|Posted: Sat Nov 13, 2010 9:38 am Post subject: Repairable Write-offs cannot be re-registered in NSW
|On the topic of stolen cars and the lengths that some people will go.................the NSW Government introduced legislation in August this year to ban the re-registration of all ‘repairable
written-off’ vehicles to clamp down on car rebirthing, Minister for Transport and Roads.
Write-offs will no longer be able to be sold at auctions, where the vehicles can then be re-birthed and on-sold to unsuspecting
In annoucning the legislation change the Government Minister Mr Campbell said "There is a black market for purchasing written-off vehicles at auctions, then using stolen parts to rebirth and register the car, to be sold for a tidy profit. This isn’t being done by licensed repairers - in most instances it’s not financially viable for genuine repairers to repair these cars using legitimate parts.

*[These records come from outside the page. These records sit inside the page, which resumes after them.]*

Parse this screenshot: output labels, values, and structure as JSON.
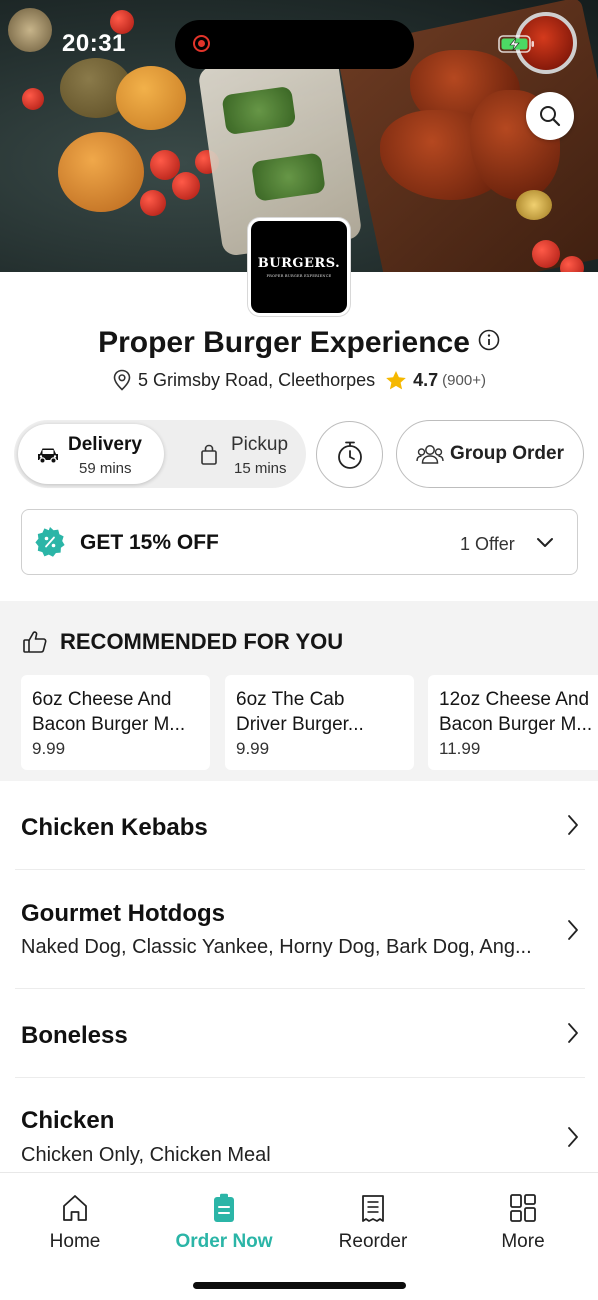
{
  "status_bar": {
    "time": "20:31"
  },
  "restaurant": {
    "logo_text": "BURGERS.",
    "logo_subtext": "PROPER BURGER EXPERIENCE",
    "name": "Proper Burger Experience",
    "address": "5 Grimsby Road, Cleethorpes",
    "rating": "4.7",
    "rating_count": "(900+)"
  },
  "order_mode": {
    "selected": "Delivery",
    "options": [
      {
        "label": "Delivery",
        "time": "59 mins"
      },
      {
        "label": "Pickup",
        "time": "15 mins"
      }
    ],
    "group_order_label": "Group Order"
  },
  "offer": {
    "title": "GET 15% OFF",
    "count": "1 Offer"
  },
  "recommended": {
    "heading": "RECOMMENDED FOR YOU",
    "items": [
      {
        "name_line1": "6oz Cheese And",
        "name_line2": "Bacon Burger M...",
        "price": "9.99"
      },
      {
        "name_line1": "6oz The Cab",
        "name_line2": "Driver Burger...",
        "price": "9.99"
      },
      {
        "name_line1": "12oz Cheese And",
        "name_line2": "Bacon Burger M...",
        "price": "11.99"
      }
    ]
  },
  "categories": [
    {
      "title": "Chicken Kebabs",
      "subtitle": ""
    },
    {
      "title": "Gourmet Hotdogs",
      "subtitle": "Naked Dog, Classic Yankee, Horny Dog, Bark Dog, Ang..."
    },
    {
      "title": "Boneless",
      "subtitle": ""
    },
    {
      "title": "Chicken",
      "subtitle": "Chicken Only, Chicken Meal"
    }
  ],
  "bottom_nav": {
    "active": "Order Now",
    "items": [
      {
        "label": "Home",
        "icon": "home-icon"
      },
      {
        "label": "Order Now",
        "icon": "order-bag-icon"
      },
      {
        "label": "Reorder",
        "icon": "receipt-icon"
      },
      {
        "label": "More",
        "icon": "grid-icon"
      }
    ]
  },
  "colors": {
    "accent": "#2bb5a7",
    "rating_star": "#f5b800"
  }
}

“In many cases, it’s being done by unscrupulous operators in backyards and workshops using stolen parts, who then sell the vehicles to unwary motorists.
“Some consumers are being taken for a ride - motorists might be driving around in what’s effectively a stolen vehicle.
“More importantly, many of these vehicles have had dodgy repairs which can mask major structural damage. It’s extremely unsafe.
“Car re-birthing is a significant problem which has been known to have links to organised crime syndicates.
It’s estimated that as many as six out of ten of the 20,537 repairable written-off vehicles presented for re-registration in 2009 posed serious questions about the origin of the parts
used to repair them. Around 19,000 vehicles were stolen in NSW in the 2008-09 financial year – of these, around 5,700 have not been recovered.
The new legislation means any car which is written off will not be able to be reregistered even if it can be repaired.
The NSW Government made the decision to ban repairable write-offs after a discussion paper was released for consultation last year.
“What we found was that consumers – as well as legitimate car dealers and repairers – wanted better protections in place,” Mr Campbell said.
“NSW is the first state to introduce this ban on repairable write-offs, and we would encourage other states to follow our lead and implement similar laws.
“There will be very limited exemptions to the new laws – for some vehicles written off because of hail damage, and for some classic antique cars. “We will also strengthen written-off vehicle notification requirements – for example, vehicles
currently being sent to a scrap yard for crushing are not required to be registered on the Written-off Vehicle Register (WOVR) and this presents an additional opportunity for